++++ SOURCE RECORDS

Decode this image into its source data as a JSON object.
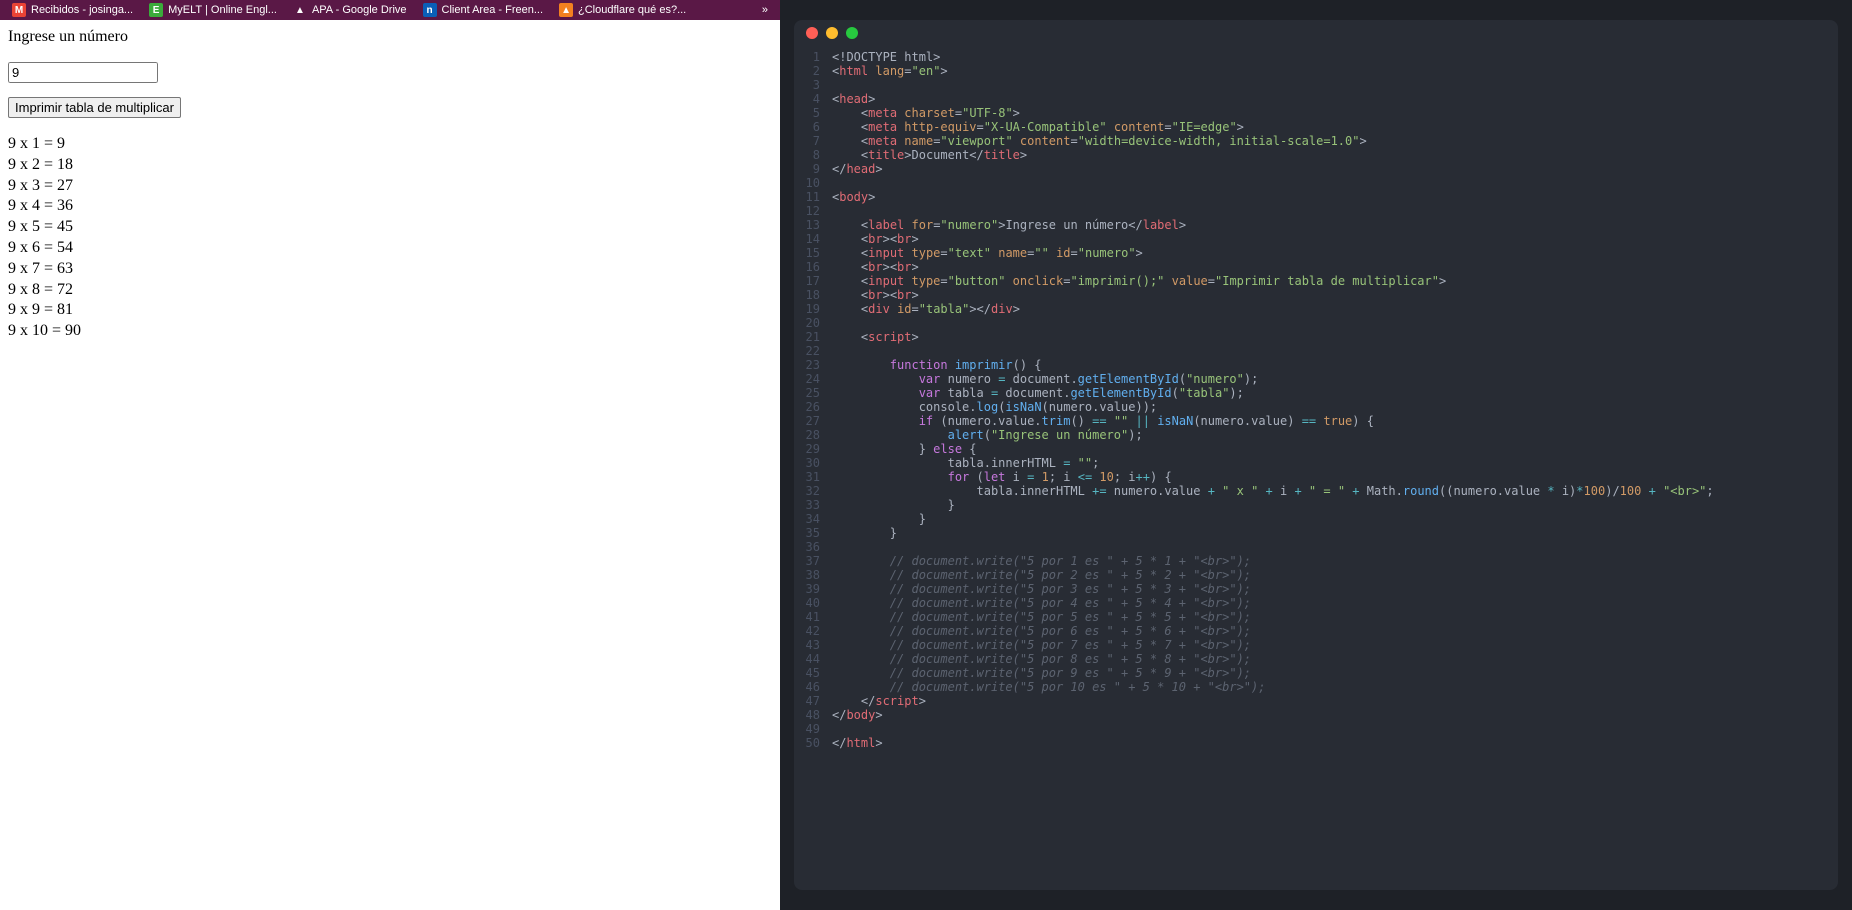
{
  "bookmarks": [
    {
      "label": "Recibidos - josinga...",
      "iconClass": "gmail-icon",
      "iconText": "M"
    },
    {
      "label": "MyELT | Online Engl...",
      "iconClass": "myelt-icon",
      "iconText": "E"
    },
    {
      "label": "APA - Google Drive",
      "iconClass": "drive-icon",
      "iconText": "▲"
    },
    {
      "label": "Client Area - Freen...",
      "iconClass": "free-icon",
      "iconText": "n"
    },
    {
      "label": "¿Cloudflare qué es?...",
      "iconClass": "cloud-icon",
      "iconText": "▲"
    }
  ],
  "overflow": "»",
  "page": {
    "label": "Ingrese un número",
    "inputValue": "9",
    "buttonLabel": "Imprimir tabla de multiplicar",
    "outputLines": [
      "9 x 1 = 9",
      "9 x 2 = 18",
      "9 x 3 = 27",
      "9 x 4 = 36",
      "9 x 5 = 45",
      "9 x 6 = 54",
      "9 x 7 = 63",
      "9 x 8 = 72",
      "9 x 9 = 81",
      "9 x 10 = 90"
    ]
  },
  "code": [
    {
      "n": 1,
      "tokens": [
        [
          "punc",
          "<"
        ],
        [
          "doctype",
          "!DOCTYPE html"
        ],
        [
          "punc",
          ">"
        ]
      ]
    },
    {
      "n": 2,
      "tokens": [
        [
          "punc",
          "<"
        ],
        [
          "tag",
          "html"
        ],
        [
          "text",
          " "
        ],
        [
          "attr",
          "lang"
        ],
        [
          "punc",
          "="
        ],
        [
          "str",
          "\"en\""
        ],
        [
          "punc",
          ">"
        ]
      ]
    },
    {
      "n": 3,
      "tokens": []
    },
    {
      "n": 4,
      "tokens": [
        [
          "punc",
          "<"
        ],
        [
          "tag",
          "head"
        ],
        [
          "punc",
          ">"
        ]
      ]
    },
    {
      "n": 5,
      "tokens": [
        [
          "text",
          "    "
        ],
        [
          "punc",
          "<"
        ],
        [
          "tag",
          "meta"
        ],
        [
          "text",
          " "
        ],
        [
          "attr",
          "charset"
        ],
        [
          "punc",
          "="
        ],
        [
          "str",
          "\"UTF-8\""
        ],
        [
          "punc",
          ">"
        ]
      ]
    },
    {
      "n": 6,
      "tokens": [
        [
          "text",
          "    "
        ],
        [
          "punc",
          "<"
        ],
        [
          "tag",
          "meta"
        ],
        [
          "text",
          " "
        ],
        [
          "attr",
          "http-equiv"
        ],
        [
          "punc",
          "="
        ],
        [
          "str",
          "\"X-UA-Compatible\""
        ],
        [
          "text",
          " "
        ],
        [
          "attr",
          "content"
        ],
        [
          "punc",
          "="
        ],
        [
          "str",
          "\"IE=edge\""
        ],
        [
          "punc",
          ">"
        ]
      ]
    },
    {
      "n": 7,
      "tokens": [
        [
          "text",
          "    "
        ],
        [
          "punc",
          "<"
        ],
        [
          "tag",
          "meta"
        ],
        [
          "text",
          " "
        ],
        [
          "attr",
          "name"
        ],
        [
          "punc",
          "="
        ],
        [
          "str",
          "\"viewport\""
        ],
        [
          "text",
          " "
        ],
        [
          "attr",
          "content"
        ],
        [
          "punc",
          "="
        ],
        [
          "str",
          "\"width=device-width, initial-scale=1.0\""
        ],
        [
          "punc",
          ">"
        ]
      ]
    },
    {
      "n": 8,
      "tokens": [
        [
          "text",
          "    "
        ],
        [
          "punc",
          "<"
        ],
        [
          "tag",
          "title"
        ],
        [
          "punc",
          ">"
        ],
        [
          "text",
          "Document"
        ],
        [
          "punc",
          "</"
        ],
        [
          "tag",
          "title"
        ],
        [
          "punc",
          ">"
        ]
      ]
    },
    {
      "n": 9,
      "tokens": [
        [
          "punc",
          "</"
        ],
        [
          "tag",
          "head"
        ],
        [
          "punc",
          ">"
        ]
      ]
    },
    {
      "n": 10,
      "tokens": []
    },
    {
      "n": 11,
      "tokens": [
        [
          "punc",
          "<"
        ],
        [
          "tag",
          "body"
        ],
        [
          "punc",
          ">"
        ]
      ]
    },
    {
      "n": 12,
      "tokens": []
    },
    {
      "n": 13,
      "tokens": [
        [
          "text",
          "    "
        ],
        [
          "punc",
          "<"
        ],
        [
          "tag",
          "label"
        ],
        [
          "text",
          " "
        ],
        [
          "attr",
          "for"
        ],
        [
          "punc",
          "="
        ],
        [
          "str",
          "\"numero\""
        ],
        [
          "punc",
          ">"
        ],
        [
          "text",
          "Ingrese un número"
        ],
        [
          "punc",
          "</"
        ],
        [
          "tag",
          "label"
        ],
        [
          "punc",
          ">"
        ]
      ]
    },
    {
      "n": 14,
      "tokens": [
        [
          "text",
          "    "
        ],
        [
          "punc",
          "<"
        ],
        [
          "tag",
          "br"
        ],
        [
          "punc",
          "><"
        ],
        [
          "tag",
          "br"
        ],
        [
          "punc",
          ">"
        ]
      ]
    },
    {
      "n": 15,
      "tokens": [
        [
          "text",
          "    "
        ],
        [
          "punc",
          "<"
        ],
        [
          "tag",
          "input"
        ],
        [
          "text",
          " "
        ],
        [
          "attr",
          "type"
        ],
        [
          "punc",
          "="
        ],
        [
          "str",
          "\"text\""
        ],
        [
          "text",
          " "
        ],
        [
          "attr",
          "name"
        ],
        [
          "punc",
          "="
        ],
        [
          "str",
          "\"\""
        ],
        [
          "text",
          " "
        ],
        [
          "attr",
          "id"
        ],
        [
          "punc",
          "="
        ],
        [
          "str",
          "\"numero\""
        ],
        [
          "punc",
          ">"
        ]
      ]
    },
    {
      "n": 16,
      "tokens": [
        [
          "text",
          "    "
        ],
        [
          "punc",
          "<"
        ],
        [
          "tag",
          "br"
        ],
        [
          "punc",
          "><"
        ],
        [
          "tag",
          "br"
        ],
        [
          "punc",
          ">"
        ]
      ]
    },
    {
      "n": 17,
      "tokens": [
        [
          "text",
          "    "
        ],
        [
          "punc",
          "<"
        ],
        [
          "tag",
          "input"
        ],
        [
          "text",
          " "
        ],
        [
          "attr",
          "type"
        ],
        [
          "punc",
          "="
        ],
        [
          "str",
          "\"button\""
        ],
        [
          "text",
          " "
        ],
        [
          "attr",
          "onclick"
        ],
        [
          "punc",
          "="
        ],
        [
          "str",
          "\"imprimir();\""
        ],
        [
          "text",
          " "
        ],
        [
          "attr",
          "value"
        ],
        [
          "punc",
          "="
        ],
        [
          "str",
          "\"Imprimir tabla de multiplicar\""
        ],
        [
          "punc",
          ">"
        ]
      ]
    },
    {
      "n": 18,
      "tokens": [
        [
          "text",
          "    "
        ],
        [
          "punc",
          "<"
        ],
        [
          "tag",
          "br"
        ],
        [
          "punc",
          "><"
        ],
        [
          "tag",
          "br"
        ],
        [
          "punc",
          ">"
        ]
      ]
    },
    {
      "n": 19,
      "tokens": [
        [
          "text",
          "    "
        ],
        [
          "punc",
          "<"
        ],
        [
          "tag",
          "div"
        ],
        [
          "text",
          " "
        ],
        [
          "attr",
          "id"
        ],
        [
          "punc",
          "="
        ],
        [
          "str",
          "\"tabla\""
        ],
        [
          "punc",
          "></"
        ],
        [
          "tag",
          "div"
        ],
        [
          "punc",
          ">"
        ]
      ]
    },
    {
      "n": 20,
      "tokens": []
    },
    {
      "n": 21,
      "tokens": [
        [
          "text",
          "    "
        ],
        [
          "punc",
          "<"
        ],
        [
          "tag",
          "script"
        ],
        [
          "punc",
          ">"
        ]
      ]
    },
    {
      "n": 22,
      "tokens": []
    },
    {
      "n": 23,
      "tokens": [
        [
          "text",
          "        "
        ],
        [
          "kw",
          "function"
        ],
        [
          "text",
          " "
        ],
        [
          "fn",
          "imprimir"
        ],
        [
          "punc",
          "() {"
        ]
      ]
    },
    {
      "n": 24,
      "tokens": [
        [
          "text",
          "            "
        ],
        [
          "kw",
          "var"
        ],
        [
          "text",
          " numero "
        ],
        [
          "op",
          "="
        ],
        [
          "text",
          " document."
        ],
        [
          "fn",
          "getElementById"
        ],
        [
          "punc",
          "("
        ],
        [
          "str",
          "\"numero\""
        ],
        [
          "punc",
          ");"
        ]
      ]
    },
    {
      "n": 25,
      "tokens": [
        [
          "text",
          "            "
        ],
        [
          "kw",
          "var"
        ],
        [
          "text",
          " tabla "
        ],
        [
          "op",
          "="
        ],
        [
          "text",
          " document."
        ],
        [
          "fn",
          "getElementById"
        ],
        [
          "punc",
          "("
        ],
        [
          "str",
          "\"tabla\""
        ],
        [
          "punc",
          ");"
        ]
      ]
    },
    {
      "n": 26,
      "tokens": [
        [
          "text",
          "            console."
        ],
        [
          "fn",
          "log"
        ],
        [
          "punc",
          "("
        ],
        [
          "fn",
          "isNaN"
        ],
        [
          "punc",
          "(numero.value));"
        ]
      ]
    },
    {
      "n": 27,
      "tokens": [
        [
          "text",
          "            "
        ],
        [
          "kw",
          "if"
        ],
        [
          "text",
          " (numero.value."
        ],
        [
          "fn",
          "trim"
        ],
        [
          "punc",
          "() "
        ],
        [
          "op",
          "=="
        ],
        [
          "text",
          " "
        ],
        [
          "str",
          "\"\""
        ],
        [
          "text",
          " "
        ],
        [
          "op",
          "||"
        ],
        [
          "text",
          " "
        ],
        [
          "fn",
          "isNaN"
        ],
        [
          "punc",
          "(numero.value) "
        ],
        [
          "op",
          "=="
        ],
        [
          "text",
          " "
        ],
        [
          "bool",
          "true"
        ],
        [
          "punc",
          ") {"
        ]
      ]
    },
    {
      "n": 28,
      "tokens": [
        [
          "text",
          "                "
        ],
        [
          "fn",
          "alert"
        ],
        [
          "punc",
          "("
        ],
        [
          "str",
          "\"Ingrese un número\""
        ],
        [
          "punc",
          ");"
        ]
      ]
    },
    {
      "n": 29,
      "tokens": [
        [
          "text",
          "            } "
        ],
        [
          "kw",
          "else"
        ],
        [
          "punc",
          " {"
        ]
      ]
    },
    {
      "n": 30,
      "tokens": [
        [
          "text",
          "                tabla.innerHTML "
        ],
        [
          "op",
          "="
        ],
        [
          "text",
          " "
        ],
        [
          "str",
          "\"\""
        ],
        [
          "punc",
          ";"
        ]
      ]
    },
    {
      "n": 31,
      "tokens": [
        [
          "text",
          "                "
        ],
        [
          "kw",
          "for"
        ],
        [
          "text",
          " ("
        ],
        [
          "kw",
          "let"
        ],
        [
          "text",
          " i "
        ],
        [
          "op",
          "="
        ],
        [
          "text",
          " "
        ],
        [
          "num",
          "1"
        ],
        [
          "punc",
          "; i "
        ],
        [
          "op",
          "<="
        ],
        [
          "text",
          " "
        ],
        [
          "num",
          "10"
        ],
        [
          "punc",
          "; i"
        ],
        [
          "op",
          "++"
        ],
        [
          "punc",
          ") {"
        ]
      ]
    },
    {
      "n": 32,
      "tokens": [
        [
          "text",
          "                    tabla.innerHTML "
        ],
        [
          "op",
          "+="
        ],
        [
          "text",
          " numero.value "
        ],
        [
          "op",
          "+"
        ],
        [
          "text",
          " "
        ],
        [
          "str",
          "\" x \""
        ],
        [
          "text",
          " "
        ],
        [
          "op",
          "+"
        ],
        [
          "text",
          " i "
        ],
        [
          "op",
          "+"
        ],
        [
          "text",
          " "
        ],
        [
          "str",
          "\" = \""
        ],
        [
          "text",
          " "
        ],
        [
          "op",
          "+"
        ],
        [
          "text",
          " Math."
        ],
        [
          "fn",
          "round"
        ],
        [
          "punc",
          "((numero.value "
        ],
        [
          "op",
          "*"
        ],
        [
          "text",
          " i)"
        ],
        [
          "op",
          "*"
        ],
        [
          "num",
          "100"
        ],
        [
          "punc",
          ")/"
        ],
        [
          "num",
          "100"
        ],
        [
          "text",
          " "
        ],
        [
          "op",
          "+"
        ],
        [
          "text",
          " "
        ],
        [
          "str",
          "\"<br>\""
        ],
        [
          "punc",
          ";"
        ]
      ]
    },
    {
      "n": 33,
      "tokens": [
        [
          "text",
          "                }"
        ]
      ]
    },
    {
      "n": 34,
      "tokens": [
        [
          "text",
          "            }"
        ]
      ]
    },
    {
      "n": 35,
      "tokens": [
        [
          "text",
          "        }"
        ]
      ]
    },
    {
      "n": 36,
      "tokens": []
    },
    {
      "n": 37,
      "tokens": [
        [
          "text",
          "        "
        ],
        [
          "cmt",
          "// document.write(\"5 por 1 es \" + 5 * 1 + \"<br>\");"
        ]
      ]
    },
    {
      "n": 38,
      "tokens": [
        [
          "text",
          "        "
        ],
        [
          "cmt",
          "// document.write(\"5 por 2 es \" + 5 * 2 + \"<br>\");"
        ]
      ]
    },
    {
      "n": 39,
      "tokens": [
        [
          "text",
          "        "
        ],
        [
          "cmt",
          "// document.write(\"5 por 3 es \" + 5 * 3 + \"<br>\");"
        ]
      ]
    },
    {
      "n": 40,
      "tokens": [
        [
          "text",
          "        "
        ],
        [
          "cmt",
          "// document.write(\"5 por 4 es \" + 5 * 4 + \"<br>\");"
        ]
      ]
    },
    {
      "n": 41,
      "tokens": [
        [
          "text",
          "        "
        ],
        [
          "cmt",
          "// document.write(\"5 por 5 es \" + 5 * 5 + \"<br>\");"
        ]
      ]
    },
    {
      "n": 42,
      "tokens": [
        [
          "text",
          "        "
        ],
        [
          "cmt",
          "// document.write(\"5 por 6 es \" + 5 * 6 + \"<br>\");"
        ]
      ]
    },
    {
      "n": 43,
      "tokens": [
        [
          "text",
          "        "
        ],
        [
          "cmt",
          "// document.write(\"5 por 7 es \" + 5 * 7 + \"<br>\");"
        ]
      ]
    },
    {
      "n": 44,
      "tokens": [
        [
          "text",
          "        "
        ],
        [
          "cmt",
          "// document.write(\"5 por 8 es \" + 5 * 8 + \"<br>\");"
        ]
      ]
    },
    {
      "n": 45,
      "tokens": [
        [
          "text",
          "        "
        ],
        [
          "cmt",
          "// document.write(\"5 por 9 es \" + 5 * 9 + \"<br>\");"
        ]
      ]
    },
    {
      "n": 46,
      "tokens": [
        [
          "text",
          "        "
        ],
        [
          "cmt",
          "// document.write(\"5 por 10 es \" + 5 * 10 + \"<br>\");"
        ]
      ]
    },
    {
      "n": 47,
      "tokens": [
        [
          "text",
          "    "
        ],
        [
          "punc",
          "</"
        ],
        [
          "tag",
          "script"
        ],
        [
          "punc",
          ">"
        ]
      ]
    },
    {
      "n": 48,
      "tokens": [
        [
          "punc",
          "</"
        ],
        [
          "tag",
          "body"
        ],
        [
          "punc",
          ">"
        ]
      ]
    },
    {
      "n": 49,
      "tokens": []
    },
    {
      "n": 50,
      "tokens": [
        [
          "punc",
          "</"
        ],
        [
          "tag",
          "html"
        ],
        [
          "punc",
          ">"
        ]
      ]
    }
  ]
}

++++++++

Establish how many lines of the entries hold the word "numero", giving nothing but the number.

9